Start of Information provided

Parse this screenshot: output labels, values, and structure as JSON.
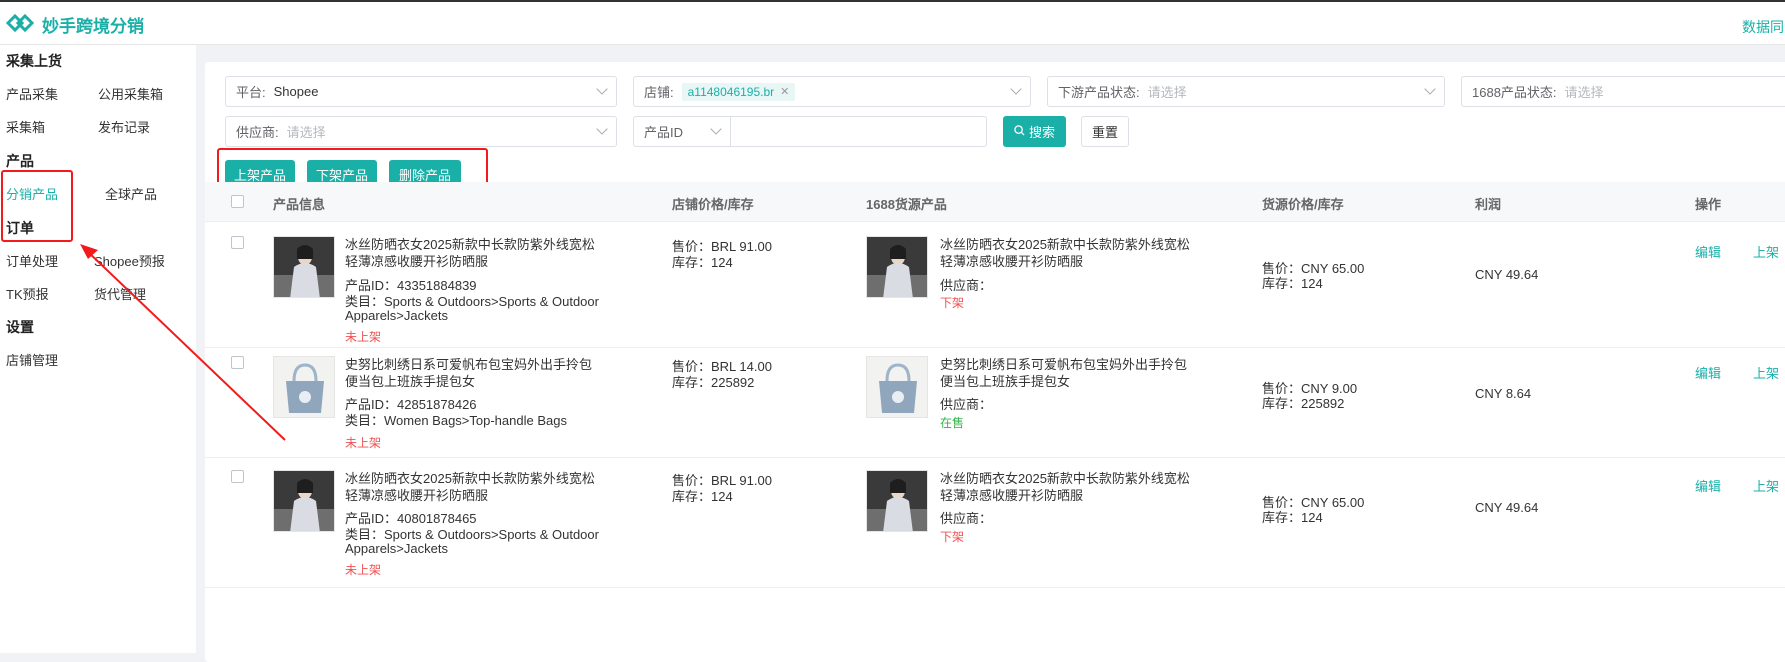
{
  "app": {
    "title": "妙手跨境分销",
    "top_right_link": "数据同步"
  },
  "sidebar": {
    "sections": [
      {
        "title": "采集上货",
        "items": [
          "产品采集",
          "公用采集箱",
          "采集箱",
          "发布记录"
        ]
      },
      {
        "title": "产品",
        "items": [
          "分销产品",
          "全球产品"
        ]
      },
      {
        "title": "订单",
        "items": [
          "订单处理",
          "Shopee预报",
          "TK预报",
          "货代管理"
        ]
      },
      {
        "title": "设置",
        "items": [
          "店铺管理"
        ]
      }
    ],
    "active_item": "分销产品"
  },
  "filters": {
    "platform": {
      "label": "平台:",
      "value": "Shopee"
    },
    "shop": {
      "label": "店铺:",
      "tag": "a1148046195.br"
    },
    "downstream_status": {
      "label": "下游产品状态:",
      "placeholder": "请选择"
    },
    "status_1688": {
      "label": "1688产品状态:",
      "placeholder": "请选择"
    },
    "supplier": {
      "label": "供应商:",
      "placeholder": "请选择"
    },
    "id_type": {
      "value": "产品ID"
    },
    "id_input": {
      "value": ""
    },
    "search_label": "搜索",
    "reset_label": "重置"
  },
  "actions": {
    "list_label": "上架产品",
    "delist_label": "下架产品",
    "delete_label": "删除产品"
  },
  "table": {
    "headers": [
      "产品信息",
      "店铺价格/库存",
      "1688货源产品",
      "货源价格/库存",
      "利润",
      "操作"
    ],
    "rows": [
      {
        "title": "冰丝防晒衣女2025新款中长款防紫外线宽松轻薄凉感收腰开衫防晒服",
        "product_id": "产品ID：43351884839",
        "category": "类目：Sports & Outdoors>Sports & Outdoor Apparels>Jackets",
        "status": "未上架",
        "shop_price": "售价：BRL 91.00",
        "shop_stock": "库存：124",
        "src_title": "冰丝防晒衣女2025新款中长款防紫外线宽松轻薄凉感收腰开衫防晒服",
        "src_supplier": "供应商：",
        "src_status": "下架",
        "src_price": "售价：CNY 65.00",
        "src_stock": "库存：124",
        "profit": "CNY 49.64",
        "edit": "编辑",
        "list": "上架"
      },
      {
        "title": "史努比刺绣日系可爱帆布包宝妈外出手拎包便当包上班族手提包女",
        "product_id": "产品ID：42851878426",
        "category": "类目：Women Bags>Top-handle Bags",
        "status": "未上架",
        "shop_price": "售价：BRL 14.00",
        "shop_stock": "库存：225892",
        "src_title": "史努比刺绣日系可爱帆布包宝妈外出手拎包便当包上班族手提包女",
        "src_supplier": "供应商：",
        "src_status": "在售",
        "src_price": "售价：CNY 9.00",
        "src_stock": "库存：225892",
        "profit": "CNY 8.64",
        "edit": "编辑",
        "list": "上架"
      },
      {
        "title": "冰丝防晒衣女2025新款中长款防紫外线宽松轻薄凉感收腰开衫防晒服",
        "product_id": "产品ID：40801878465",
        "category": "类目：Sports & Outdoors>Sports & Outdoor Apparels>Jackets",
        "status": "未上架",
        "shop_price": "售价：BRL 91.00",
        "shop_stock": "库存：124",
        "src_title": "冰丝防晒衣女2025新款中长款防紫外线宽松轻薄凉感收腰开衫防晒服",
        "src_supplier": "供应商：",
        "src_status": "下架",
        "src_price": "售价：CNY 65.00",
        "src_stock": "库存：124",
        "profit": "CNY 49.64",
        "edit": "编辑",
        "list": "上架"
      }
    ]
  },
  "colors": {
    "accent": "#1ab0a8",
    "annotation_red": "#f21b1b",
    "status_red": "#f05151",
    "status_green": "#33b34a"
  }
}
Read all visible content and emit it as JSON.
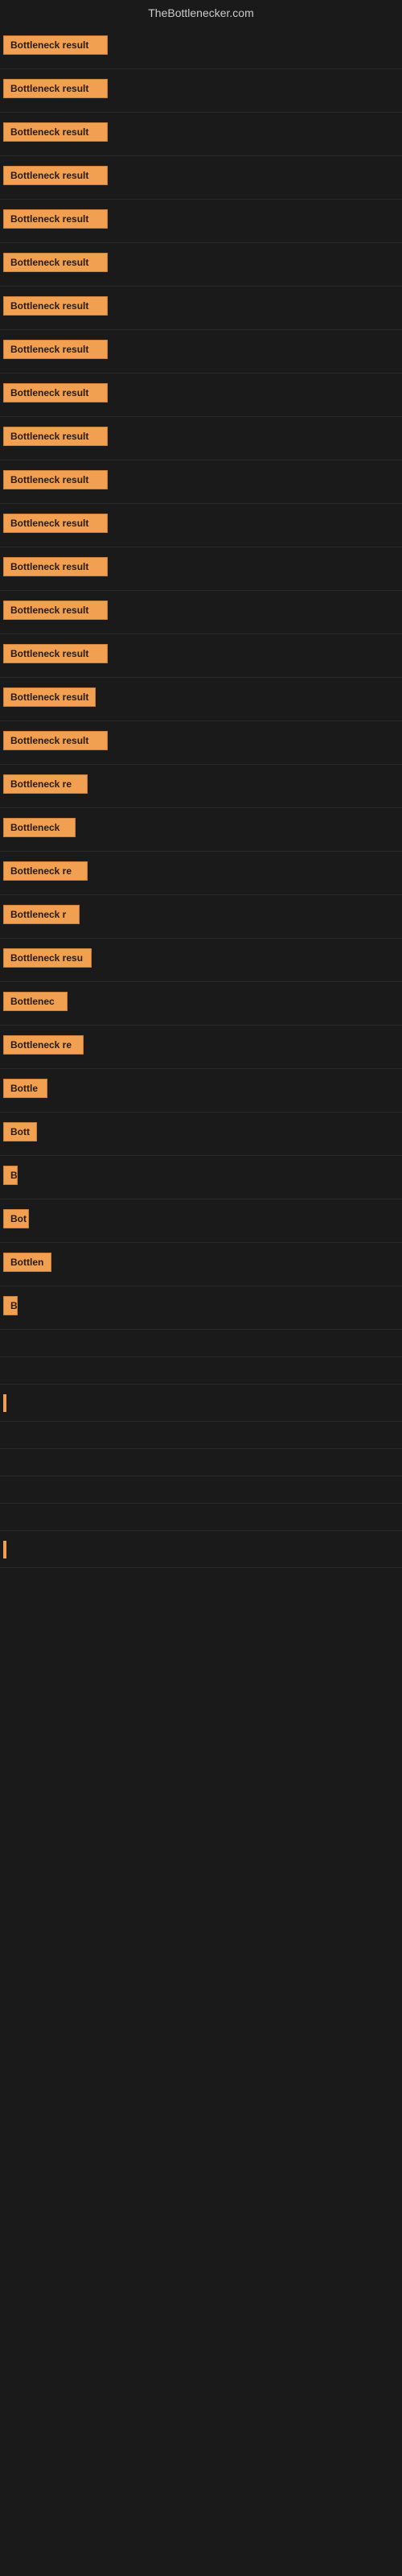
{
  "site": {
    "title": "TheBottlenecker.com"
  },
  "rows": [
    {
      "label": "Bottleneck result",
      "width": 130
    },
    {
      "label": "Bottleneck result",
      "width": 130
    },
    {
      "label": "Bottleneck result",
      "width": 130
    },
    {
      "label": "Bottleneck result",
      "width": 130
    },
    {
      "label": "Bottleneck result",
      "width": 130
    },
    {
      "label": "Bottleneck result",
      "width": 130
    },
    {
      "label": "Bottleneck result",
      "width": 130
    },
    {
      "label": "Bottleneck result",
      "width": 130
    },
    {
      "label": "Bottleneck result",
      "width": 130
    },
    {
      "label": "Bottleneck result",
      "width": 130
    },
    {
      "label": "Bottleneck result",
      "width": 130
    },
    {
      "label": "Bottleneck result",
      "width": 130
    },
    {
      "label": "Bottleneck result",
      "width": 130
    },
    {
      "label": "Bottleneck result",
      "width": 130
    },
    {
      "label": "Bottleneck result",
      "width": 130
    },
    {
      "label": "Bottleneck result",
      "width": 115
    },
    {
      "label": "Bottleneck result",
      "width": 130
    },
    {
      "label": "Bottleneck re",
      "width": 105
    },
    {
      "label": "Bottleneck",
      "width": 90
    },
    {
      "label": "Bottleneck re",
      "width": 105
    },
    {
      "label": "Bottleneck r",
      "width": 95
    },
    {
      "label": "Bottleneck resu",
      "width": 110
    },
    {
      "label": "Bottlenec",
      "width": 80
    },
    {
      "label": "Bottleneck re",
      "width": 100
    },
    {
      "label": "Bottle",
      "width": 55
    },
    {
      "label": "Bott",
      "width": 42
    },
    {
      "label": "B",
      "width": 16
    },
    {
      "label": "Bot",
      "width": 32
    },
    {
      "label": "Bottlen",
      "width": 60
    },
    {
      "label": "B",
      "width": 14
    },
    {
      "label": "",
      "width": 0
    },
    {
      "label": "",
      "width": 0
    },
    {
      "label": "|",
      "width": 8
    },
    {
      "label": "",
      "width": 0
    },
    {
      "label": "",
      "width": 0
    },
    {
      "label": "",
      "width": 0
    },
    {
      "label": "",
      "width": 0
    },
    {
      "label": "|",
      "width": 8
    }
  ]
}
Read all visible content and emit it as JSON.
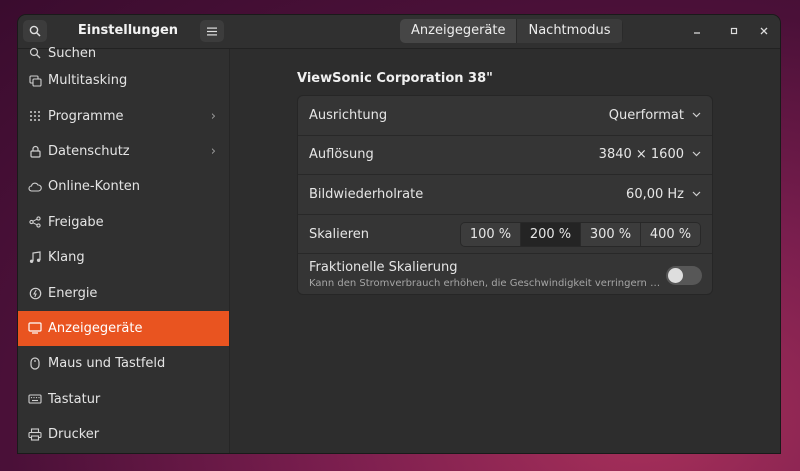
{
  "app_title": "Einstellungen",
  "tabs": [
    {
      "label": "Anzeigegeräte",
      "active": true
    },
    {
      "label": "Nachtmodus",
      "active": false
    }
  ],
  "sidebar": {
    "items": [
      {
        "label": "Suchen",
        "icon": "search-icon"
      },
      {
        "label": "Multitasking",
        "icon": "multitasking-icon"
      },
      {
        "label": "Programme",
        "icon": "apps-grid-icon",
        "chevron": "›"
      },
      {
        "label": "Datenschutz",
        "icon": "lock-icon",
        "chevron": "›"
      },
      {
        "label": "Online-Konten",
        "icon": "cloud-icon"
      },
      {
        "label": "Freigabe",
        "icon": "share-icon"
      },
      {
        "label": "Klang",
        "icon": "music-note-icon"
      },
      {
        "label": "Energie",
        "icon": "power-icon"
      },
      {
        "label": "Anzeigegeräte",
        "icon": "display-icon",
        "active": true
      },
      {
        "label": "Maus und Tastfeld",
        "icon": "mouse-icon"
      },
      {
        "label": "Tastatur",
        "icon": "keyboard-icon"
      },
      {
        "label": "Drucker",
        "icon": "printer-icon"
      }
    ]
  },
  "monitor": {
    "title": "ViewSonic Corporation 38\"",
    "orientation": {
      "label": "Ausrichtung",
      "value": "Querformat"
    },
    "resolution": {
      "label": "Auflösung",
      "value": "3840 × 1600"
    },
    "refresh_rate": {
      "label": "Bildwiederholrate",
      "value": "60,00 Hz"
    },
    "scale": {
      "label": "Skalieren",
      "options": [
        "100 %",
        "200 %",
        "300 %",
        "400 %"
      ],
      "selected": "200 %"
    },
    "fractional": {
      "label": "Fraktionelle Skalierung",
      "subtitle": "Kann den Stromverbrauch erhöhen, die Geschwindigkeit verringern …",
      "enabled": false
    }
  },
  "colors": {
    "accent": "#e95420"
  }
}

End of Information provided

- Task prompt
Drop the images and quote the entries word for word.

- Exercise answer
Parse this screenshot: output labels, values, and structure as JSON.
{
  "app": {
    "title": "妙手跨境分销",
    "top_right_link": "数据同步"
  },
  "sidebar": {
    "sections": [
      {
        "title": "采集上货",
        "items": [
          "产品采集",
          "公用采集箱",
          "采集箱",
          "发布记录"
        ]
      },
      {
        "title": "产品",
        "items": [
          "分销产品",
          "全球产品"
        ]
      },
      {
        "title": "订单",
        "items": [
          "订单处理",
          "Shopee预报",
          "TK预报",
          "货代管理"
        ]
      },
      {
        "title": "设置",
        "items": [
          "店铺管理"
        ]
      }
    ],
    "active_item": "分销产品"
  },
  "filters": {
    "platform": {
      "label": "平台:",
      "value": "Shopee"
    },
    "shop": {
      "label": "店铺:",
      "tag": "a1148046195.br"
    },
    "downstream_status": {
      "label": "下游产品状态:",
      "placeholder": "请选择"
    },
    "status_1688": {
      "label": "1688产品状态:",
      "placeholder": "请选择"
    },
    "supplier": {
      "label": "供应商:",
      "placeholder": "请选择"
    },
    "id_type": {
      "value": "产品ID"
    },
    "id_input": {
      "value": ""
    },
    "search_label": "搜索",
    "reset_label": "重置"
  },
  "actions": {
    "list_label": "上架产品",
    "delist_label": "下架产品",
    "delete_label": "删除产品"
  },
  "table": {
    "headers": [
      "产品信息",
      "店铺价格/库存",
      "1688货源产品",
      "货源价格/库存",
      "利润",
      "操作"
    ],
    "rows": [
      {
        "title": "冰丝防晒衣女2025新款中长款防紫外线宽松轻薄凉感收腰开衫防晒服",
        "product_id": "产品ID：43351884839",
        "category": "类目：Sports & Outdoors>Sports & Outdoor Apparels>Jackets",
        "status": "未上架",
        "shop_price": "售价：BRL 91.00",
        "shop_stock": "库存：124",
        "src_title": "冰丝防晒衣女2025新款中长款防紫外线宽松轻薄凉感收腰开衫防晒服",
        "src_supplier": "供应商：",
        "src_status": "下架",
        "src_price": "售价：CNY 65.00",
        "src_stock": "库存：124",
        "profit": "CNY 49.64",
        "edit": "编辑",
        "list": "上架"
      },
      {
        "title": "史努比刺绣日系可爱帆布包宝妈外出手拎包便当包上班族手提包女",
        "product_id": "产品ID：42851878426",
        "category": "类目：Women Bags>Top-handle Bags",
        "status": "未上架",
        "shop_price": "售价：BRL 14.00",
        "shop_stock": "库存：225892",
        "src_title": "史努比刺绣日系可爱帆布包宝妈外出手拎包便当包上班族手提包女",
        "src_supplier": "供应商：",
        "src_status": "在售",
        "src_price": "售价：CNY 9.00",
        "src_stock": "库存：225892",
        "profit": "CNY 8.64",
        "edit": "编辑",
        "list": "上架"
      },
      {
        "title": "冰丝防晒衣女2025新款中长款防紫外线宽松轻薄凉感收腰开衫防晒服",
        "product_id": "产品ID：40801878465",
        "category": "类目：Sports & Outdoors>Sports & Outdoor Apparels>Jackets",
        "status": "未上架",
        "shop_price": "售价：BRL 91.00",
        "shop_stock": "库存：124",
        "src_title": "冰丝防晒衣女2025新款中长款防紫外线宽松轻薄凉感收腰开衫防晒服",
        "src_supplier": "供应商：",
        "src_status": "下架",
        "src_price": "售价：CNY 65.00",
        "src_stock": "库存：124",
        "profit": "CNY 49.64",
        "edit": "编辑",
        "list": "上架"
      }
    ]
  },
  "colors": {
    "accent": "#1ab0a8",
    "annotation_red": "#f21b1b",
    "status_red": "#f05151",
    "status_green": "#33b34a"
  }
}
Read all visible content and emit it as JSON.
{
  "site": {
    "title": "TheBottlenecker.com"
  },
  "rows": [
    {
      "label": "Bottleneck result",
      "width": 130
    },
    {
      "label": "Bottleneck result",
      "width": 130
    },
    {
      "label": "Bottleneck result",
      "width": 130
    },
    {
      "label": "Bottleneck result",
      "width": 130
    },
    {
      "label": "Bottleneck result",
      "width": 130
    },
    {
      "label": "Bottleneck result",
      "width": 130
    },
    {
      "label": "Bottleneck result",
      "width": 130
    },
    {
      "label": "Bottleneck result",
      "width": 130
    },
    {
      "label": "Bottleneck result",
      "width": 130
    },
    {
      "label": "Bottleneck result",
      "width": 130
    },
    {
      "label": "Bottleneck result",
      "width": 130
    },
    {
      "label": "Bottleneck result",
      "width": 130
    },
    {
      "label": "Bottleneck result",
      "width": 130
    },
    {
      "label": "Bottleneck result",
      "width": 130
    },
    {
      "label": "Bottleneck result",
      "width": 130
    },
    {
      "label": "Bottleneck result",
      "width": 115
    },
    {
      "label": "Bottleneck result",
      "width": 130
    },
    {
      "label": "Bottleneck re",
      "width": 105
    },
    {
      "label": "Bottleneck",
      "width": 90
    },
    {
      "label": "Bottleneck re",
      "width": 105
    },
    {
      "label": "Bottleneck r",
      "width": 95
    },
    {
      "label": "Bottleneck resu",
      "width": 110
    },
    {
      "label": "Bottlenec",
      "width": 80
    },
    {
      "label": "Bottleneck re",
      "width": 100
    },
    {
      "label": "Bottle",
      "width": 55
    },
    {
      "label": "Bott",
      "width": 42
    },
    {
      "label": "B",
      "width": 16
    },
    {
      "label": "Bot",
      "width": 32
    },
    {
      "label": "Bottlen",
      "width": 60
    },
    {
      "label": "B",
      "width": 14
    },
    {
      "label": "",
      "width": 0
    },
    {
      "label": "",
      "width": 0
    },
    {
      "label": "|",
      "width": 8
    },
    {
      "label": "",
      "width": 0
    },
    {
      "label": "",
      "width": 0
    },
    {
      "label": "",
      "width": 0
    },
    {
      "label": "",
      "width": 0
    },
    {
      "label": "|",
      "width": 8
    }
  ]
}
Read all visible content and emit it as JSON.
{
  "app_title": "Einstellungen",
  "tabs": [
    {
      "label": "Anzeigegeräte",
      "active": true
    },
    {
      "label": "Nachtmodus",
      "active": false
    }
  ],
  "sidebar": {
    "items": [
      {
        "label": "Suchen",
        "icon": "search-icon"
      },
      {
        "label": "Multitasking",
        "icon": "multitasking-icon"
      },
      {
        "label": "Programme",
        "icon": "apps-grid-icon",
        "chevron": "›"
      },
      {
        "label": "Datenschutz",
        "icon": "lock-icon",
        "chevron": "›"
      },
      {
        "label": "Online-Konten",
        "icon": "cloud-icon"
      },
      {
        "label": "Freigabe",
        "icon": "share-icon"
      },
      {
        "label": "Klang",
        "icon": "music-note-icon"
      },
      {
        "label": "Energie",
        "icon": "power-icon"
      },
      {
        "label": "Anzeigegeräte",
        "icon": "display-icon",
        "active": true
      },
      {
        "label": "Maus und Tastfeld",
        "icon": "mouse-icon"
      },
      {
        "label": "Tastatur",
        "icon": "keyboard-icon"
      },
      {
        "label": "Drucker",
        "icon": "printer-icon"
      }
    ]
  },
  "monitor": {
    "title": "ViewSonic Corporation 38\"",
    "orientation": {
      "label": "Ausrichtung",
      "value": "Querformat"
    },
    "resolution": {
      "label": "Auflösung",
      "value": "3840 × 1600"
    },
    "refresh_rate": {
      "label": "Bildwiederholrate",
      "value": "60,00 Hz"
    },
    "scale": {
      "label": "Skalieren",
      "options": [
        "100 %",
        "200 %",
        "300 %",
        "400 %"
      ],
      "selected": "200 %"
    },
    "fractional": {
      "label": "Fraktionelle Skalierung",
      "subtitle": "Kann den Stromverbrauch erhöhen, die Geschwindigkeit verringern …",
      "enabled": false
    }
  },
  "colors": {
    "accent": "#e95420"
  }
}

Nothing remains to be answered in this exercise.